Zimbabwe Dollar Dearth Causes Shortages, Return of InflationBloomberg News
Lack of cash forces prices of goods up, curbs supplies
Central bank’s dollar-pegged bond notes can’t pay importers
Zimbabwe’s money shortage has seen card and mobile-money payments eclipse cash sales at the nation’s retailers, throttling suppliers’ stock of hard currency needed to put goods on shelves and forcing up food prices.
Cash transactions have shrunk to about 2 percent of daily takings across the 33-store Spar Zimbabwe chain, from 60 percent a year ago, Managing Director Terence Yeatman said. Consumer prices as measured by the statistics agency rose 0.1 percent in August from a year earlier, it said on Sept. 15.
“About 60 percent of stock on any supermarket shelf is imported,” and without sufficient dollars, inflation on imported goods is as much as 60 percent a year, Yeatman said at the Groombridge branch in the capital, Harare. “Suppliers are obviously concerned because the hard currency isn’t there.” At other retailers, a 200-gram (7-ounce) jar of Nestle SA’s Nescafe Classic instant coffee costs $14 compared with $9 a month ago.
The southern African nation abandoned its currency in 2009 after the International Monetary fund estimated inflation had topped 500 billion percent, and has mainly used the dollar since.

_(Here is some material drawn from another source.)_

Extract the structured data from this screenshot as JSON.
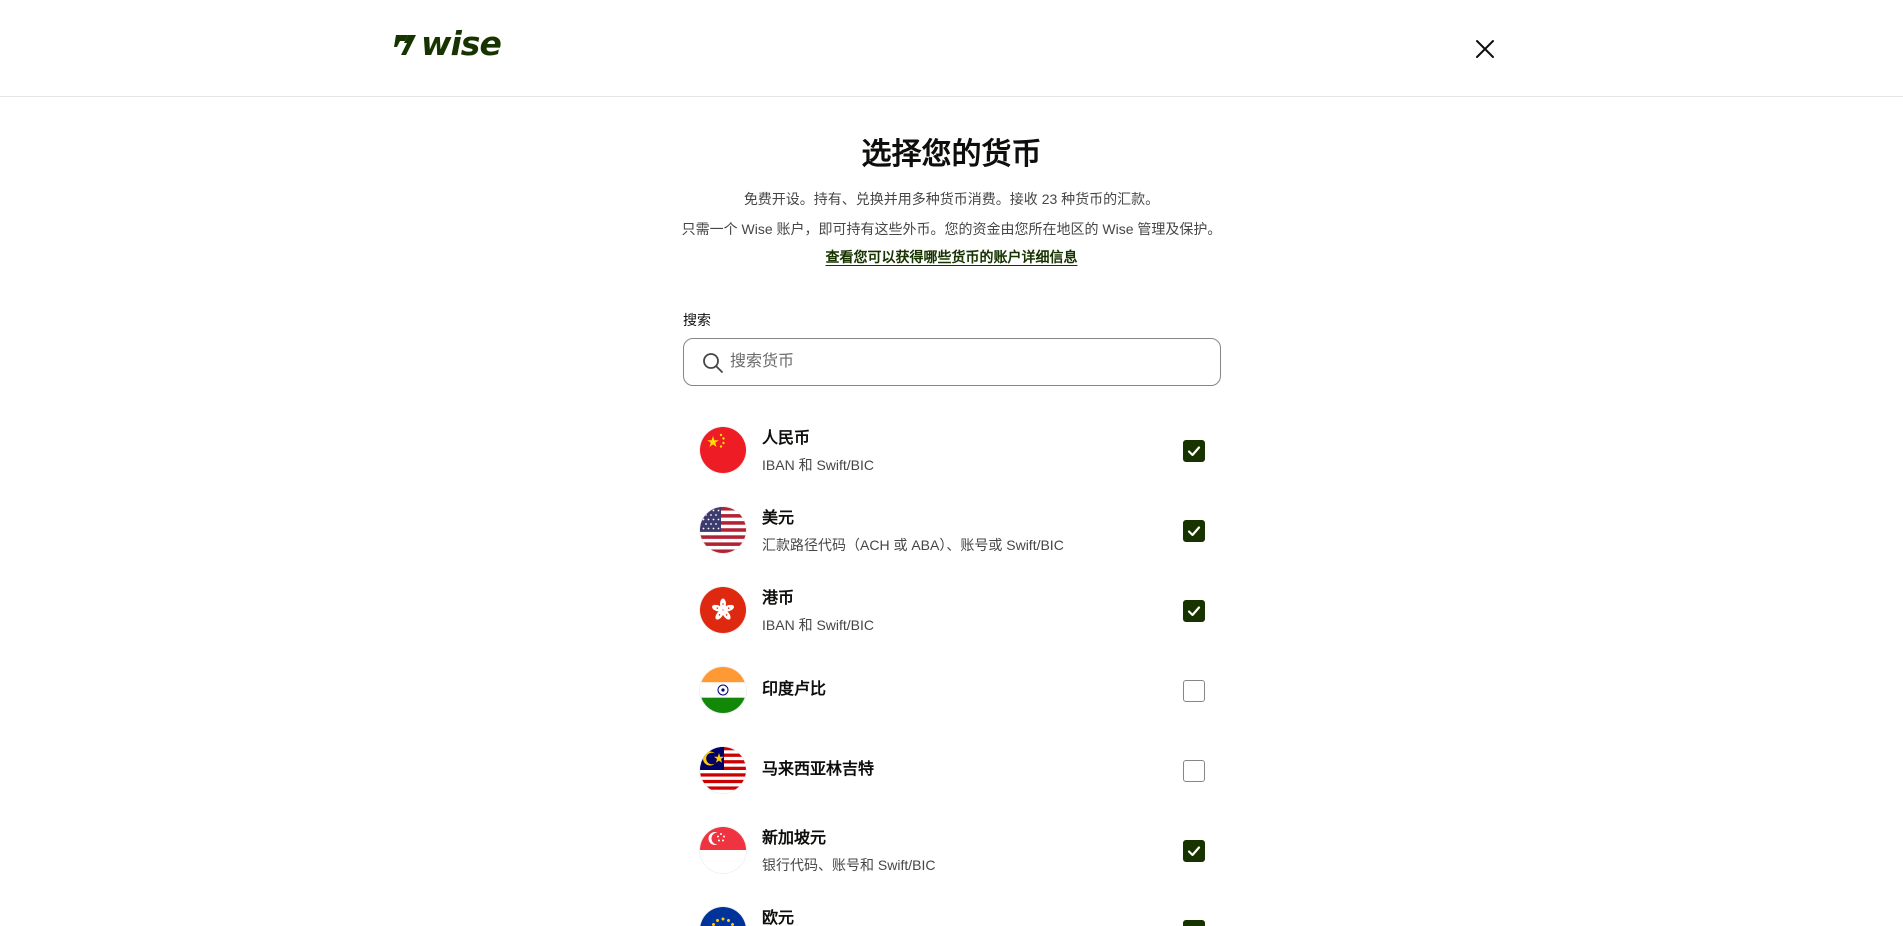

Greenbacks are in short supply following a collapse in exports that’s forced the government to pay its hundreds of thousands of workers late.
The central bank has printed so-called bond notes, which it says carry a value equal to the dollar’s, since the end of 2016, but they aren’t accepted by foreign suppliers, including those that sell critical goods such as oil and agricultural feed. Small shops and gas stations in Harare charge 30 to 40 percent more if people use them rather than authentic greenbacks.
A political crisis has seen the economy halve in size since 2000 and caused a cash crunch that worsens in the second half of the year, when foreign currency earnings traditionally slump after the sale of tobacco ends.
The central bank has limited daily withdrawals from banks to $50, but lenders have tightened this to $20.
People sleep rough outside banks in an effort to be close to the front of the line, which can snake around the block by dawn.
At a bank in Harare’s middle-class Avondale suburb, the stock of dollars is exhausted within an hour of the branch’s opening, said Enock Mangena, a guard who was employed to ensure orderly queues and now spends his days breaking up squabbles and fights as people who are desperate for cash jostle for money.
It takes at least 10 days and 240 miles of cycling every month for Jeremiah Ndove, a messenger in Harare’s semi-industrial Southerton district, to withdraw his salary of $200. The bank branch is 12 miles away from where he lives and he often returns empty-handed because dollar supplies are depleted. Lenders no longer stock automated teller machines.
The lack of foreign direct investment is exacerbating the dollar shortage, said John Robertson, an independent economist in Harare.
“The difficulties we’re facing will only get worse, because the government believes its own expenditures are more important than those of the productive sectors,” he said. “If that doesn’t change, the cash crisis will be with us for a long time and shortages can’t be ruled out.”
Some businesses have resorted to paying workers partly with food, but this is running into difficulties too.
“At first it was excellent business for us,” said Vinod Patel, who owns a wholesale shop in northern Zimbabwe. “Then, prices start rising alarmingly fast. Now, sourcing goods is difficult because our suppliers haven’t got foreign currency to make their purchases.”
— With assistance by Brian Latham